### Problem statement:
In the entries below, the word "JSON" appears on some lines. Copy each of those lines.

+++ Stored data +++

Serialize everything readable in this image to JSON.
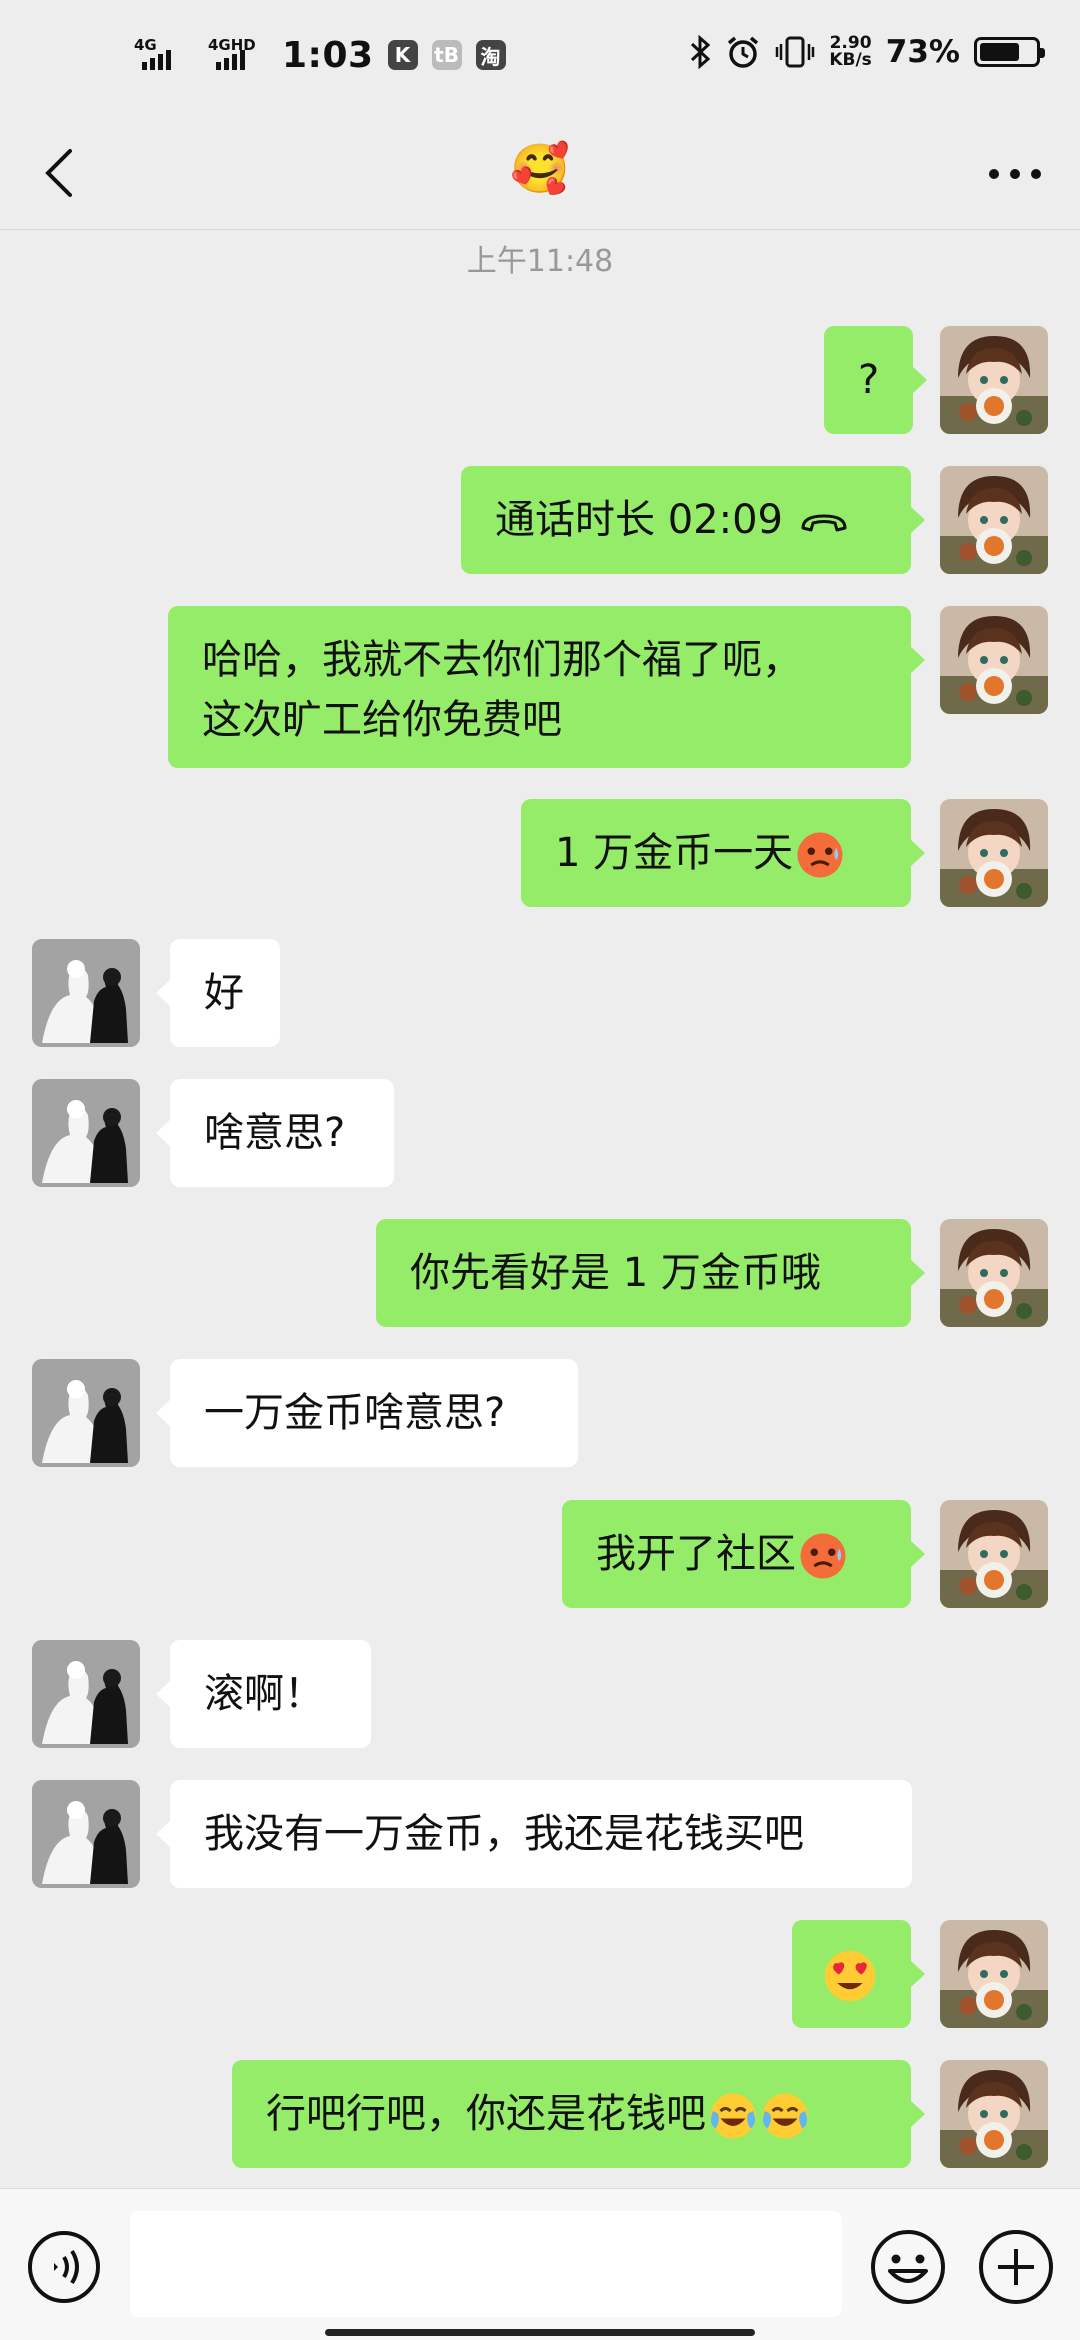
{
  "status_bar": {
    "sim1_label": "4G",
    "sim2_label": "4GHD",
    "time": "1:03",
    "app1": "K",
    "app2": "tB",
    "app3": "淘",
    "speed_value": "2.90",
    "speed_unit": "KB/s",
    "battery_percent": "73%",
    "battery_level": 0.73
  },
  "header": {
    "title": "🥰"
  },
  "chat": {
    "timestamp": "上午11:48",
    "messages": [
      {
        "text": "?"
      },
      {
        "text": "通话时长 02:09"
      },
      {
        "line1": "哈哈，我就不去你们那个福了呃，",
        "line2": "这次旷工给你免费吧"
      },
      {
        "text": "1 万金币一天"
      },
      {
        "text": "好"
      },
      {
        "text": "啥意思?"
      },
      {
        "text": "你先看好是 1 万金币哦"
      },
      {
        "text": "一万金币啥意思?"
      },
      {
        "text": "我开了社区"
      },
      {
        "text": "滚啊！"
      },
      {
        "text": "我没有一万金币，我还是花钱买吧"
      },
      {
        "text": ""
      },
      {
        "text": "行吧行吧，你还是花钱吧"
      }
    ]
  },
  "input": {
    "placeholder": ""
  },
  "colors": {
    "sent_bubble": "#95ec69",
    "recv_bubble": "#ffffff",
    "background": "#ededed"
  }
}
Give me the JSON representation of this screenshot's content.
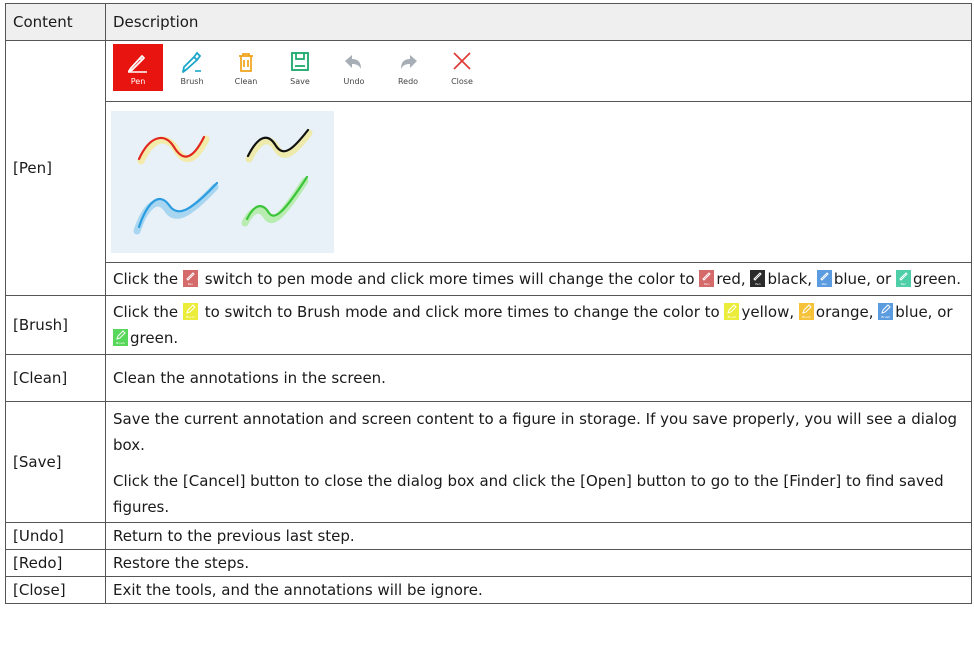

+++

### Solution for this task:
Serialize everything readable in this image to JSON.
Give me the JSON representation of this screenshot's content.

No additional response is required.